Earlier this week I had two spatchcocked birds in the fridge–a chicken and a guinea fowl–and two recipes I wanted to try.
I took the guinea fowl out to make this dish–inspired by a recipe in The River Café Classic Italian Cookbook .
We ate it thinking “How good this spatchcocked guinea fowl tastes!“.
The next day I went to the fridge to get the chicken, to marinade it overnight for the other recipe–and found the guinea fowl!
We’d eaten the chicken thinking it was guinea fowl!
I put it down to Christmas fever.
Ideal for serving four people–the bird (whichever comes to hand!) divides easily into quarters thus dispensing with the need to carve.
You could use chicken or guinea fowl quarters instead.
3 tblsps olive oil
6 bay leaves
salt and pepper
set oven to 200C
While the oven is heating–
- Squeeze the juice from two lemon halves into a pan, halve them and leave the quartered lemon in the pan with the bay leaves.
- Rub the skin of the chicken with the two remaining lemon halves.
- Lower the spatchcocked chicken over the lemon halves and the bay.
- Season well and spoon the oil over the chicken.
- Add the other two lemon halves to the pan.
- Cook–covered–on a low flame for 30 minutes.
- Uncover, spoon over some of the juice and place in the upper part of the pre-heated oven.

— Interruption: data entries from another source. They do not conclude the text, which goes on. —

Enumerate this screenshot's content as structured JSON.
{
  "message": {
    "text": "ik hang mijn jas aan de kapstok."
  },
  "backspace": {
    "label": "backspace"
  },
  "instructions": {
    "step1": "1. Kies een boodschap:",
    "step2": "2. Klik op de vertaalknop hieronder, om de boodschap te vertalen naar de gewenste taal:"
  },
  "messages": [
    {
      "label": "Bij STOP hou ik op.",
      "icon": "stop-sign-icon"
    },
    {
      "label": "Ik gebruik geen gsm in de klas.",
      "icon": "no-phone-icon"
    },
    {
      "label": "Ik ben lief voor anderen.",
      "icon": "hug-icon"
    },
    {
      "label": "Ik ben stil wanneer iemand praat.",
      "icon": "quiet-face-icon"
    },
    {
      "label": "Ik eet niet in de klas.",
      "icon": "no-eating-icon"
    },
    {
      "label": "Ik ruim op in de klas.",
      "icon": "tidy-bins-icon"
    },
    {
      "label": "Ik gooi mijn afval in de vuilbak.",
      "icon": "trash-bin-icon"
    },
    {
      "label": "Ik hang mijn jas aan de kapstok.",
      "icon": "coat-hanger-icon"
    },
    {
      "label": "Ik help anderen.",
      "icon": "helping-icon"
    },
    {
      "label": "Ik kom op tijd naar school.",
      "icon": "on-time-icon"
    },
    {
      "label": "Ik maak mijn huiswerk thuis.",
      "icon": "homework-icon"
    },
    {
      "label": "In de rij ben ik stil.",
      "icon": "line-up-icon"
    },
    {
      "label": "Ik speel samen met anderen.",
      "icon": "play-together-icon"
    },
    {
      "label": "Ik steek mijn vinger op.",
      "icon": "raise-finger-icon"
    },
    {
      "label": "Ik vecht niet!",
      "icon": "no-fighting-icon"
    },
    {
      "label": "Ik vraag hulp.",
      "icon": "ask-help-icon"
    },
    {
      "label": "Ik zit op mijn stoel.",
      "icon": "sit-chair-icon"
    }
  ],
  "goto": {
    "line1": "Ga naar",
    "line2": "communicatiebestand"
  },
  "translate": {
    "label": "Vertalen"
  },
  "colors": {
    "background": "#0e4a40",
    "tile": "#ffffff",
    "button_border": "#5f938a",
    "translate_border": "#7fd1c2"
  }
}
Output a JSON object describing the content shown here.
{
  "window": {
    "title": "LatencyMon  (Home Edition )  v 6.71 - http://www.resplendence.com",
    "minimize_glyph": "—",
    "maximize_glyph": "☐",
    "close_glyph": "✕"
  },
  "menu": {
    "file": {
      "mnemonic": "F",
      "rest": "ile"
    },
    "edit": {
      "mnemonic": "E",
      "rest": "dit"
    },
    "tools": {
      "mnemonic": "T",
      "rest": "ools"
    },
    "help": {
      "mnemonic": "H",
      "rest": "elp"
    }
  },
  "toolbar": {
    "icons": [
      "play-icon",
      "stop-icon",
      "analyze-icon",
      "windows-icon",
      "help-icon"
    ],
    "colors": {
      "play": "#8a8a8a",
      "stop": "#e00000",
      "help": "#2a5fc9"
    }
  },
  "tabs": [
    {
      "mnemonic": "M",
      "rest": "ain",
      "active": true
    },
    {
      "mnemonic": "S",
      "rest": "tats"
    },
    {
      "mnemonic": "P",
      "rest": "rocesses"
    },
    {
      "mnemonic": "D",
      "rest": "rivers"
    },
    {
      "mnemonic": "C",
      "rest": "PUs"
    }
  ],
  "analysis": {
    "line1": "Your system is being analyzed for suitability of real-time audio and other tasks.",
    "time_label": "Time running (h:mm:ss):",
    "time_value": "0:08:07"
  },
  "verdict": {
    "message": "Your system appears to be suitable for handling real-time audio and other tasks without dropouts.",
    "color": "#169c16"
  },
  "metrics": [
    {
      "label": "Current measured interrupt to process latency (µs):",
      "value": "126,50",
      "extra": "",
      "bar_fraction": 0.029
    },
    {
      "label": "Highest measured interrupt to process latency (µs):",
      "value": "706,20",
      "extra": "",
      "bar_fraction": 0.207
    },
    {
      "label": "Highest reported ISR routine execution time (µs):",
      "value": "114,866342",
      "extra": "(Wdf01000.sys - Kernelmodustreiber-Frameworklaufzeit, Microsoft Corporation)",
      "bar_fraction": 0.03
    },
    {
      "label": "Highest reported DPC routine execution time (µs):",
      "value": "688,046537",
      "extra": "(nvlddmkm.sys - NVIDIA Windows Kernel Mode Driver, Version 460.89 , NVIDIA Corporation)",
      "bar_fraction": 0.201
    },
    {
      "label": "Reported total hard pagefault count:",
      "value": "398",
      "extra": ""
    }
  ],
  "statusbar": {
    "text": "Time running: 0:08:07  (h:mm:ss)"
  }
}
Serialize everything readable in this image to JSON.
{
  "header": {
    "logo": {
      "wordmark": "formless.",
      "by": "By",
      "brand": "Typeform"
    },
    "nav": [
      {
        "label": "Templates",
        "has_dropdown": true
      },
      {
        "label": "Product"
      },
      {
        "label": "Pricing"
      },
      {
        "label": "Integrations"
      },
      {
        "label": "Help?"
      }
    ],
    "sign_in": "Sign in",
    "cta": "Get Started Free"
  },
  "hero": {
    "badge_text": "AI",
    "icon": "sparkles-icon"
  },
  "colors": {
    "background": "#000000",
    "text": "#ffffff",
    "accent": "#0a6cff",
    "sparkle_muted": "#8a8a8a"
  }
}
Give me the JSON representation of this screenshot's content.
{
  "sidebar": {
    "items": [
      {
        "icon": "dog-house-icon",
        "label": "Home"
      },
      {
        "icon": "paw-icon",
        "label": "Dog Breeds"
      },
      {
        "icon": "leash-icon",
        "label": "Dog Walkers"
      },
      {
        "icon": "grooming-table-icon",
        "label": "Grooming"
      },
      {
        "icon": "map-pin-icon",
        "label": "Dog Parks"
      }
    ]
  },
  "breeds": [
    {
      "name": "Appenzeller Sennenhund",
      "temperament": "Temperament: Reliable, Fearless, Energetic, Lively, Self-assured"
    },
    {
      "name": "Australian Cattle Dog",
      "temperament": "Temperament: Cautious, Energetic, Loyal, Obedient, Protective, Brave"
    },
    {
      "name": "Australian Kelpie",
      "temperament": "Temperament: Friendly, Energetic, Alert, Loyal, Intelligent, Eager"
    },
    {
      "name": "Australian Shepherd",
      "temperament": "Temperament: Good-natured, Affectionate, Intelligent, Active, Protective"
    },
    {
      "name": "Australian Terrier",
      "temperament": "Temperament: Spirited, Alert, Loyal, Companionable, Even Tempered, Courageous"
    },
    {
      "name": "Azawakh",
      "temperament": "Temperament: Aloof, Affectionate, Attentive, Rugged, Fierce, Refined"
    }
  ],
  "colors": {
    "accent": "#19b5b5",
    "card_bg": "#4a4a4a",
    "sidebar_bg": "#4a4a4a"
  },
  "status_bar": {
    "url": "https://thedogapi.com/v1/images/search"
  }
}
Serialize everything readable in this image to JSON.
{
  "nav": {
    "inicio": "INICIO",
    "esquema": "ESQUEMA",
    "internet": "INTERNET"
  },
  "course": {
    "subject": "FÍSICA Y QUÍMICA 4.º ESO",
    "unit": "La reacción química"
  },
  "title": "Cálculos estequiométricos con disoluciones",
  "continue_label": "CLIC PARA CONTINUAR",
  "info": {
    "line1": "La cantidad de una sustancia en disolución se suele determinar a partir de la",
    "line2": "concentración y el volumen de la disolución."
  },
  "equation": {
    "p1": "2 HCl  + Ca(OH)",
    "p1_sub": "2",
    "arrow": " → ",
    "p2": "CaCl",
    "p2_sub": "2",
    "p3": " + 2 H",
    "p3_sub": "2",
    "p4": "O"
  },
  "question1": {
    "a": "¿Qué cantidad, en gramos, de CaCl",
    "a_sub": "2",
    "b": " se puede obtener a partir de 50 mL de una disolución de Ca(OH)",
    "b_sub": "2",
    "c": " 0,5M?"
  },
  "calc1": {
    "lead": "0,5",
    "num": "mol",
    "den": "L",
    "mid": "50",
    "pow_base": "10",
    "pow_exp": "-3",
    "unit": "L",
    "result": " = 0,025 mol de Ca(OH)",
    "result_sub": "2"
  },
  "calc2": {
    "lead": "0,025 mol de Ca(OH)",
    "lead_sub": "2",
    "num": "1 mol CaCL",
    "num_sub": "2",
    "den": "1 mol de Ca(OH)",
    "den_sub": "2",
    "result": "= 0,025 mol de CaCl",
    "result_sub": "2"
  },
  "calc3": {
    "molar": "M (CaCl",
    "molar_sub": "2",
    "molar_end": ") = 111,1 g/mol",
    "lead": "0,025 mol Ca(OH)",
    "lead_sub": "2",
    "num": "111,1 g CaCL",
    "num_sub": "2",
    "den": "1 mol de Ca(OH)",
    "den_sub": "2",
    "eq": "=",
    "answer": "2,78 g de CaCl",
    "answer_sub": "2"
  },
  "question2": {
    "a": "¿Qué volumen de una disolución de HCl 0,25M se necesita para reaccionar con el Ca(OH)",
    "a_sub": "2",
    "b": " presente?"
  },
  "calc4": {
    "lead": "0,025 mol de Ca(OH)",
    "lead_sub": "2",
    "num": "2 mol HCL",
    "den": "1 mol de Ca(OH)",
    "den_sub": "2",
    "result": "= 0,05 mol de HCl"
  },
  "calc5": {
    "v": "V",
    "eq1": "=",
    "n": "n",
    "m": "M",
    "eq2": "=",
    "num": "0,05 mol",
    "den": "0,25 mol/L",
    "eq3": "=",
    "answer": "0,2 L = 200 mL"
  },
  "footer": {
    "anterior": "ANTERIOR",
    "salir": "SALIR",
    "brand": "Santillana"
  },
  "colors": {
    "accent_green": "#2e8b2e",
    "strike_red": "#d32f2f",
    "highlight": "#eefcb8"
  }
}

- Cook on for 40 minutes–checking and basting a couple of times.